The work is really varied and rewarding. For example, there was an increase in the number of grass fires in the north of the area last year. To reduce this in the future I am working with Police Scotland, neighbouring landowners, Doon Academy and the fire brigade to set up events for the local primary schools on a grass fire campaign. The events will help show the damaging effects of fire to the landscape, wildlife, the local community and of course, the people themselves.

I also work with community groups who have invested in windfarms and those who want to invest in the National Forest Estate to bring tourism in and  keep their community going.

Can you tell me about your favourite place within Galloway Forest Park? What’s special about it?

North Kyle and East Ayrshire. Actually, they are outside the forest park but within the overall Forest District area that we manage. This area is special to me as I can see the forest being able to create a lasting and positive legacy that will replace an extremely degraded industrial landscape with something more natural and in keeping with the area before opencast mining arrived. By transforming the area using forestry as the catalyst we can make it more welcoming to wildlife and make a greater connection between communities and the forest. Trees provide a high quality opportunity to provide outdoor education, activity, recreation and creates an environment that enables economic, environmental and social economic regeneration. All the stuff that the forest should be used for as well as timber production. These are the elements that are often overlooked when looking at our commercial forests, which now offer far more through great design and diversification.

What motivates you each day? What do you love about work?

Working with people and making change happen.  Each day can bring different challenges all in the pursuit of making the forests relevant in people’s lives.

What brings you to a forest when you’re not working?

Walking the dog. My favorite bit of woodland is the Brough Wood outside New Galloway. This is lovely Oak, Birch and Hazel semi ancient woodland that not many people know about.

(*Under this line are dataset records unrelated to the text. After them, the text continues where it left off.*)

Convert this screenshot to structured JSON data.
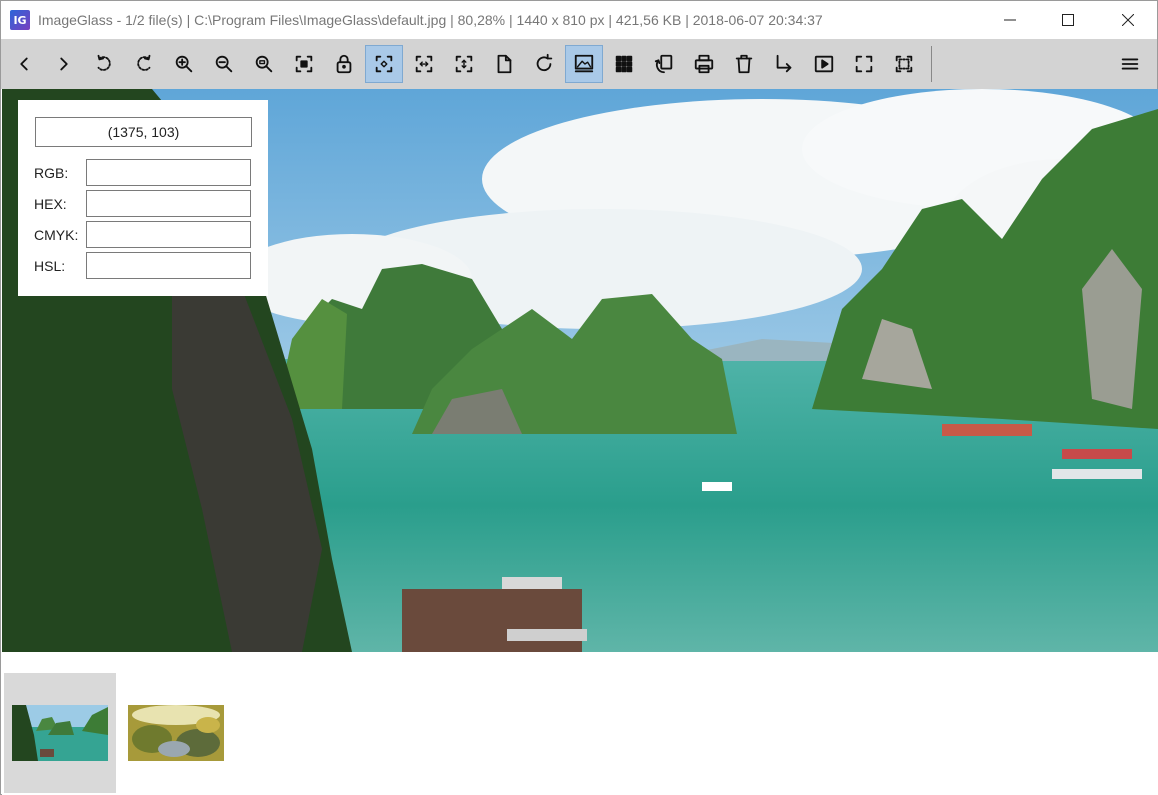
{
  "titlebar": {
    "icon_letter": "IG",
    "title": "ImageGlass - 1/2 file(s)  |  C:\\Program Files\\ImageGlass\\default.jpg  |  80,28%  |  1440 x 810 px  |  421,56 KB  |  2018-06-07 20:34:37",
    "minimize_icon": "minimize-icon",
    "maximize_icon": "maximize-icon",
    "close_icon": "close-icon"
  },
  "toolbar": {
    "buttons": [
      {
        "name": "previous-image",
        "icon": "chevron-left-icon",
        "active": false
      },
      {
        "name": "next-image",
        "icon": "chevron-right-icon",
        "active": false
      },
      {
        "name": "rotate-left",
        "icon": "rotate-left-icon",
        "active": false
      },
      {
        "name": "rotate-right",
        "icon": "rotate-right-icon",
        "active": false
      },
      {
        "name": "zoom-in",
        "icon": "zoom-in-icon",
        "active": false
      },
      {
        "name": "zoom-out",
        "icon": "zoom-out-icon",
        "active": false
      },
      {
        "name": "actual-size",
        "icon": "zoom-actual-icon",
        "active": false
      },
      {
        "name": "auto-zoom",
        "icon": "auto-zoom-icon",
        "active": false
      },
      {
        "name": "lock-zoom",
        "icon": "lock-icon",
        "active": false
      },
      {
        "name": "scale-to-fit",
        "icon": "scale-fit-icon",
        "active": true
      },
      {
        "name": "scale-to-width",
        "icon": "scale-width-icon",
        "active": false
      },
      {
        "name": "scale-to-height",
        "icon": "scale-height-icon",
        "active": false
      },
      {
        "name": "open-file",
        "icon": "file-icon",
        "active": false
      },
      {
        "name": "refresh",
        "icon": "refresh-icon",
        "active": false
      },
      {
        "name": "thumbnail-bar",
        "icon": "gallery-icon",
        "active": true
      },
      {
        "name": "checkerboard",
        "icon": "grid-icon",
        "active": false
      },
      {
        "name": "convert",
        "icon": "copy-rotate-icon",
        "active": false
      },
      {
        "name": "print",
        "icon": "print-icon",
        "active": false
      },
      {
        "name": "delete",
        "icon": "trash-icon",
        "active": false
      },
      {
        "name": "go-to",
        "icon": "arrow-turn-icon",
        "active": false
      },
      {
        "name": "slideshow",
        "icon": "play-icon",
        "active": false
      },
      {
        "name": "fullscreen",
        "icon": "fullscreen-icon",
        "active": false
      },
      {
        "name": "frameless",
        "icon": "frameless-icon",
        "active": false
      }
    ],
    "menu_icon": "hamburger-menu-icon"
  },
  "color_picker": {
    "coordinates": "(1375, 103)",
    "rows": [
      {
        "label": "RGB:",
        "value": ""
      },
      {
        "label": "HEX:",
        "value": ""
      },
      {
        "label": "CMYK:",
        "value": ""
      },
      {
        "label": "HSL:",
        "value": ""
      }
    ]
  },
  "thumbnails": [
    {
      "name": "thumbnail-default",
      "selected": true
    },
    {
      "name": "thumbnail-second",
      "selected": false
    }
  ],
  "colors": {
    "toolbar_bg": "#d3d3d3",
    "active_button_bg": "#a9c9e8",
    "sky": "#8ec3e6",
    "water": "#2a9e8c"
  }
}
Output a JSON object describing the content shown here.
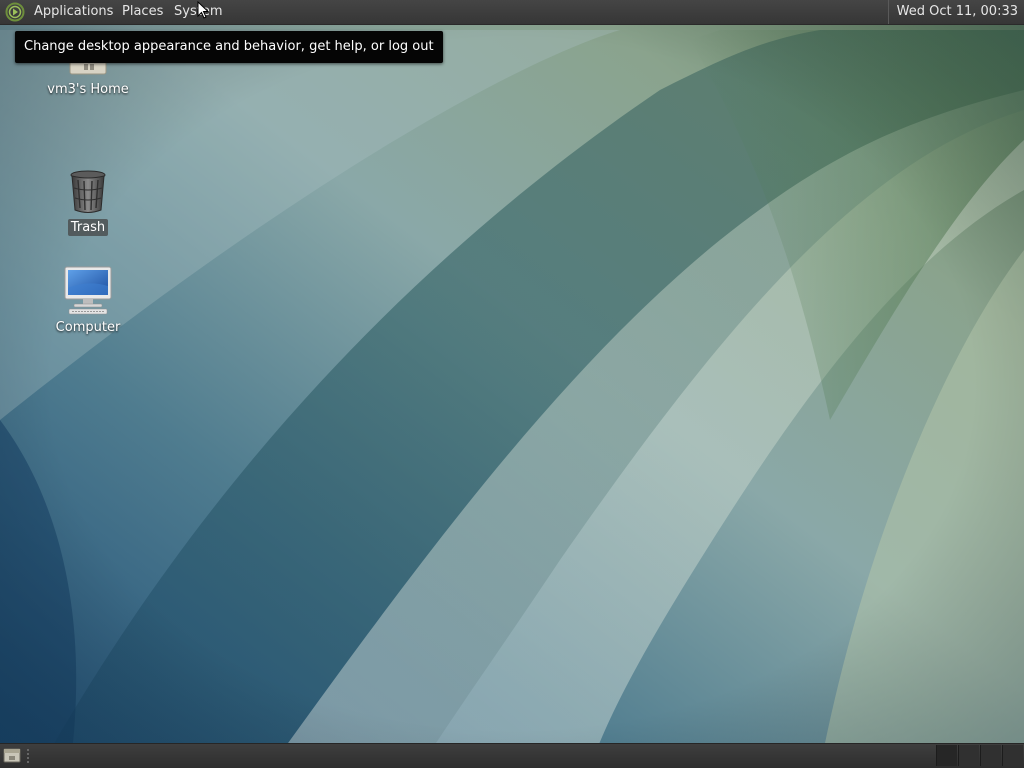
{
  "top_panel": {
    "menus": {
      "applications": "Applications",
      "places": "Places",
      "system": "System"
    },
    "clock": "Wed Oct 11, 00:33"
  },
  "tooltip": {
    "text": "Change desktop appearance and behavior, get help, or log out"
  },
  "desktop": {
    "icons": [
      {
        "name": "vm3's Home",
        "icon": "home-folder-icon"
      },
      {
        "name": "Trash",
        "icon": "trash-icon"
      },
      {
        "name": "Computer",
        "icon": "computer-icon"
      }
    ]
  },
  "bottom_panel": {
    "icons": [
      "show-desktop-icon",
      "workspace-switcher"
    ],
    "workspaces": 4,
    "active_workspace": 1
  },
  "colors": {
    "panel": "#3b3b3b",
    "wallpaper_blue": "#2c5f83",
    "wallpaper_green": "#5d7a5a",
    "tooltip_bg": "#050505"
  }
}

The series finishes next week but if you have missed an episode you can catch up on iPlayer.